Kristin was also excited about getting to see Lori’s dog Teddy. We were a little worried how well Teddy would fare on the boat, but he did just fine. Granted, we are at the dock and it is absolutely calm, but still it’s an awkward space to navigate for a dog. Kristin is definitely missing having animals around.

A Tropical Surprise

Lori also conspired to throw me a surprise socially-distanced party for my 50th birthday. This was truly a surprise as it was about a week early and I was still looking forward to Kristin and my anniversary later in the week. Somehow Kristin and Lori managed to find a pineapple rum cake and keep it hidden from me until that evening when they sent me over to Bali Hai to get some takeout appetizers and mai-tai’s. When I returned they had decorated the boat inside and out in a tropical theme. What’s more they had arranged to get my family to join the celebration via Zoom. It was quite unexpected and so wonderful to celebrate with everyone.

Greg at the computer talking with family on Zoon
Kristin Greg and Lori at the salon table with food and drinks

Mexico Prep

Besides the usual weekday remote work, I spent the rest of my free time in San Diego preparing for our big southbound adventure. All of the provisions needed to be stowed, the remaining electronics installed, and finally finish the electrical and plumbing for the watermaker. The watermaker was the biggest unknown. I had picked it up about 3 years ago from someone who pulled it out of a boat he sold. He said it was only started up to prime and flushed and it has been pickled and stored ever since. I wanted to get it up and running while in San Diego so that I could get some new pressure lines made by Daily Watermakers just down the street. After several trips to multiple stores, I fired up the watermaker on a rinse cycle using distilled water. The promising news is that everything worked, nothing leaked, and no foul water came out during the rinse. We’ll see what happens when we try it in clean saltwater. Fingers crossed!

Greg holding and extension cord staring into open floorboards with vacuum in foreground
Installing the watermaker plumbing

The other big prep item is storing all of the provisions for the trip.

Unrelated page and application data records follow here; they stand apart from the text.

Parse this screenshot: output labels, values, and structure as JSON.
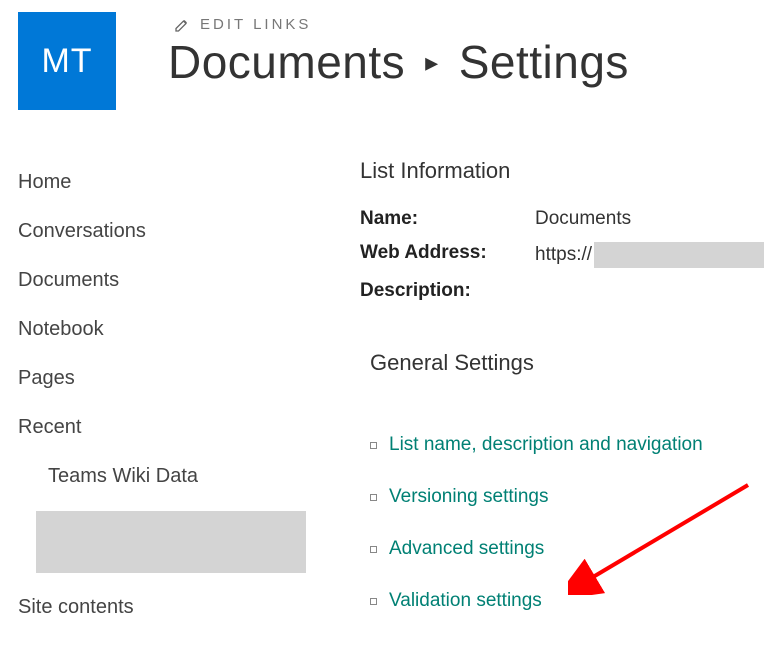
{
  "header": {
    "site_logo_text": "MT",
    "edit_links_label": "EDIT LINKS",
    "breadcrumb_library": "Documents",
    "breadcrumb_page": "Settings"
  },
  "sidebar": {
    "items": [
      {
        "label": "Home"
      },
      {
        "label": "Conversations"
      },
      {
        "label": "Documents"
      },
      {
        "label": "Notebook"
      },
      {
        "label": "Pages"
      },
      {
        "label": "Recent"
      }
    ],
    "recent_sub": {
      "label": "Teams Wiki Data"
    },
    "site_contents_label": "Site contents"
  },
  "main": {
    "list_info_heading": "List Information",
    "name_label": "Name:",
    "name_value": "Documents",
    "web_address_label": "Web Address:",
    "web_address_prefix": "https://",
    "description_label": "Description:",
    "general_settings_heading": "General Settings",
    "settings_links": [
      {
        "label": "List name, description and navigation"
      },
      {
        "label": "Versioning settings"
      },
      {
        "label": "Advanced settings"
      },
      {
        "label": "Validation settings"
      }
    ]
  }
}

Because of the pandemic we want to be as self-sufficient as possible and save the grocery store runs for larger towns that are better equipped to handle the pandemic appropriately. This meant packing more like for an ocean crossing than a coastal passage which means that every accessible nook gets stashed full of whatever fits there best.

Greg labeling cans and packing them into the space under the salon bench
Our couch is also our pantry

Twas the night before Nada

Finally, as I’m sitting in the cabin writing this the night before our departure for our big adventure I’m reminded of a bedtime meditation I’ve listened to recently, it goes something like, “The day is done, there is nothing left to do today.”

We shall see what tomorrow brings!